I mean, how many plumbers does it take to fix a toilet, or how many blind men to tune a piano? The “book and concept” by Peter Michael Marino is ponderously faithful to the screenplay in which a bored New Jersey housewife, Roberta Glass, sensing a world elsewhere in the newspaper small ads, gets a bump on the head and a delusion that she has become the person whose life she envies, Susan, a punkish blonde material girl with attitude.
Angus Jackson’s production takes the wise precaution of turning the sound up so loud that it’s impossible a) to hear the lyrics or b) to know, when you do catch a phrase or two, whether they fit whatever is passing itself off as a dramatic situation.
The only way to enjoy the show is to submit to the songs, which makes for a totally passive experience. It’s some time since I put my Blondie on the turntable, but there are two numbers that are exceptional – “Atomic” and “Heart of Glass” – and I was very glad to hear them again. Heavy on base, pulsating with sexiness and full of good harmonic progressions, these songs bring back an era even if they don’t make a musical.

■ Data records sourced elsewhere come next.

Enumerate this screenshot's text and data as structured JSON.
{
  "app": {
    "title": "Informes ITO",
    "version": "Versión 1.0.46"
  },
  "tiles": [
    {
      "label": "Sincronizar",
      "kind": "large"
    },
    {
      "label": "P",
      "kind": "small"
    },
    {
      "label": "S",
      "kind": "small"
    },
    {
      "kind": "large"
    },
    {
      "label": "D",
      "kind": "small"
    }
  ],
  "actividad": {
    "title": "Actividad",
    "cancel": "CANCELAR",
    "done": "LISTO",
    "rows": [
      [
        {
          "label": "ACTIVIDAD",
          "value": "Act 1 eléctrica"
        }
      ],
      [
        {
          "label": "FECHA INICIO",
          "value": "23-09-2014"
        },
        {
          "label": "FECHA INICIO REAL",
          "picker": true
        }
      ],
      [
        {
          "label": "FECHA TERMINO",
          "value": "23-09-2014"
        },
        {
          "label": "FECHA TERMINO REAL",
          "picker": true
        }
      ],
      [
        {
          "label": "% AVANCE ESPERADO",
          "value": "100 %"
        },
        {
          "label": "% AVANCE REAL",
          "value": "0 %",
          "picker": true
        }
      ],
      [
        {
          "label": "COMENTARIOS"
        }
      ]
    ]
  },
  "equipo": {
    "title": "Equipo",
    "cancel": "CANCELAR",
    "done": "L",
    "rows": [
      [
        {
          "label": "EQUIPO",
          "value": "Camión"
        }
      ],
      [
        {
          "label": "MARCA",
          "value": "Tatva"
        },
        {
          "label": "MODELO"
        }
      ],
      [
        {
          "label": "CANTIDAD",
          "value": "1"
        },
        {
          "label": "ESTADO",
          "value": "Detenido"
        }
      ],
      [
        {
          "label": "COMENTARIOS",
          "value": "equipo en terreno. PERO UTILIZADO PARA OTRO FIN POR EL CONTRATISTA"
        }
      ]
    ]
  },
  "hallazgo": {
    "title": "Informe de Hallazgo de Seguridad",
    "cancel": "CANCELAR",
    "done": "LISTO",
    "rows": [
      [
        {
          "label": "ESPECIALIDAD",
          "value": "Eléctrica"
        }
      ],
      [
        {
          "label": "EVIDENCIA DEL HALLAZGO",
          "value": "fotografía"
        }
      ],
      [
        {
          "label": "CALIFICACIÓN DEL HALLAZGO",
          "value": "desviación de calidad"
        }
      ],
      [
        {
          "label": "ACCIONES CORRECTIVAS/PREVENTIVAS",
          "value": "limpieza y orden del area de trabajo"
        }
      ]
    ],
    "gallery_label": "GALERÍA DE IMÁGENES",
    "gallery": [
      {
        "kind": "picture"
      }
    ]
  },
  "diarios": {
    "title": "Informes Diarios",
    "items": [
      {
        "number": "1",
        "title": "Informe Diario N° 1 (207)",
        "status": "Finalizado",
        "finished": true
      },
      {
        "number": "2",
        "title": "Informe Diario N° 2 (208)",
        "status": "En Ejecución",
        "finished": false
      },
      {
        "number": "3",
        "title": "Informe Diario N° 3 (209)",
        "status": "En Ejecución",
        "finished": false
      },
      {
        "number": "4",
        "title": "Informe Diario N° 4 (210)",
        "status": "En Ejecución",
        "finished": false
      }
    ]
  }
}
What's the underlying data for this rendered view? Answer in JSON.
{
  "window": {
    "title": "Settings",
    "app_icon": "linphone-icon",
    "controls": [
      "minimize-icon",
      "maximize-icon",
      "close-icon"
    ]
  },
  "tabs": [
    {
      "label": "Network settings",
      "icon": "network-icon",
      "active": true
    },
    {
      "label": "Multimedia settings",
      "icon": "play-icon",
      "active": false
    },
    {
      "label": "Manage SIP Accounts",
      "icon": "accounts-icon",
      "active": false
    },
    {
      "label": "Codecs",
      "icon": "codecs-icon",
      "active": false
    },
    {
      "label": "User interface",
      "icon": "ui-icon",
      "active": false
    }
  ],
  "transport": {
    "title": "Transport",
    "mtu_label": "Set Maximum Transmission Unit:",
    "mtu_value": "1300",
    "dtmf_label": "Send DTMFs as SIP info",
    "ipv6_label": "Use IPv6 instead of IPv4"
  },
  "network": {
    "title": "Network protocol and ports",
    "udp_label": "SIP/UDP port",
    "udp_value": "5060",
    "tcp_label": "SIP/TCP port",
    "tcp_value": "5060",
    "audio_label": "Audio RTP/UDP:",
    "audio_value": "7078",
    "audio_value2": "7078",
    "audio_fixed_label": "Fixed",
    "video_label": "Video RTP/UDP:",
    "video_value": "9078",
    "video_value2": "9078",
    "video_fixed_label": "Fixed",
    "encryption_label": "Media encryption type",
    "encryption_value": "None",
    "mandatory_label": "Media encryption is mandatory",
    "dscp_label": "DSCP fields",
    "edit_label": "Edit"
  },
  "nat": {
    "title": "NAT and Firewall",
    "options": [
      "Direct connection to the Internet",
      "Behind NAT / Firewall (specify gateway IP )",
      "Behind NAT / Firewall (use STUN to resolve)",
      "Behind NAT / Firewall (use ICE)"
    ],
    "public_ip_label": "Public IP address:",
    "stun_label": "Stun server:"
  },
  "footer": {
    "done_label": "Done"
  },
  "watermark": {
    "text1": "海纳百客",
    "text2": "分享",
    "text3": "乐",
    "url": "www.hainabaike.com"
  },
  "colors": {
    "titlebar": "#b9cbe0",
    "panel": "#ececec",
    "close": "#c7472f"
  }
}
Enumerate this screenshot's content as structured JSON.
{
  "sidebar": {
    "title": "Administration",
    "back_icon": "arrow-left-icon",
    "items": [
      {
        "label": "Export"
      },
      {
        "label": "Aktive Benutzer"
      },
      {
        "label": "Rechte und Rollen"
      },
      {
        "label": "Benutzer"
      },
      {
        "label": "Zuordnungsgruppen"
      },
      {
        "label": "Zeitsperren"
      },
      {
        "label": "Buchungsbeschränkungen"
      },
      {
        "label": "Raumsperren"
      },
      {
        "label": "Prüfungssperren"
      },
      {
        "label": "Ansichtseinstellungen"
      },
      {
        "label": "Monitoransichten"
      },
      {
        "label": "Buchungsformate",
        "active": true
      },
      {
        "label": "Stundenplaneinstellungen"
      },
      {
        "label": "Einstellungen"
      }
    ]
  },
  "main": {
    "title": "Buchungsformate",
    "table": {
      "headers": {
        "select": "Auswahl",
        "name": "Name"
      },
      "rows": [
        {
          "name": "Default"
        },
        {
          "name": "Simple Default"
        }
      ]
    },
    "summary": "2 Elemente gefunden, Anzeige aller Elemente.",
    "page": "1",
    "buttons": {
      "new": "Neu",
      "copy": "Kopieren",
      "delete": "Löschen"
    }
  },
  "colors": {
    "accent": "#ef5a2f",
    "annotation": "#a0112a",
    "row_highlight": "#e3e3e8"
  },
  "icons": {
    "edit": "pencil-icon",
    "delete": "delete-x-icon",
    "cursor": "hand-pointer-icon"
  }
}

The rest of the score is just so-so to mediocre, though Debbie Harry’s new song “Moment of Truth,” written with Chris Stein, has the unexpected quality of indicating the kind of show she might have written if she’d sat down and started from scratch: it actually manages to express the four main characters’ separate situations with poignancy and concision.
Kelly Price and Emma Williams belt out their songs with balls and dedication, but it is impossible to differentiate between them, really, apart from in their hairstyles. Perhaps that’s the point. Roberta’s Jacuzzi-selling husband is fleshed out, just about, by Jonathan Wrather and Alec Newman is Dez the boyfriend chasing the surrogate Susan through her adventures as a prostitute, prisoner and magician’s assistant.
There are some feisty dance numbers choreographed by Andy Blankenbuehler, but nothing to get too over-excited about, and Tim Hatley has designed sets and costumes that suggest the market aimed at by the show is not one for musical theatre but the retro-punk concert-going crowd. It’s the very sense of calculation in this that gives the game away: the show’s got no soul.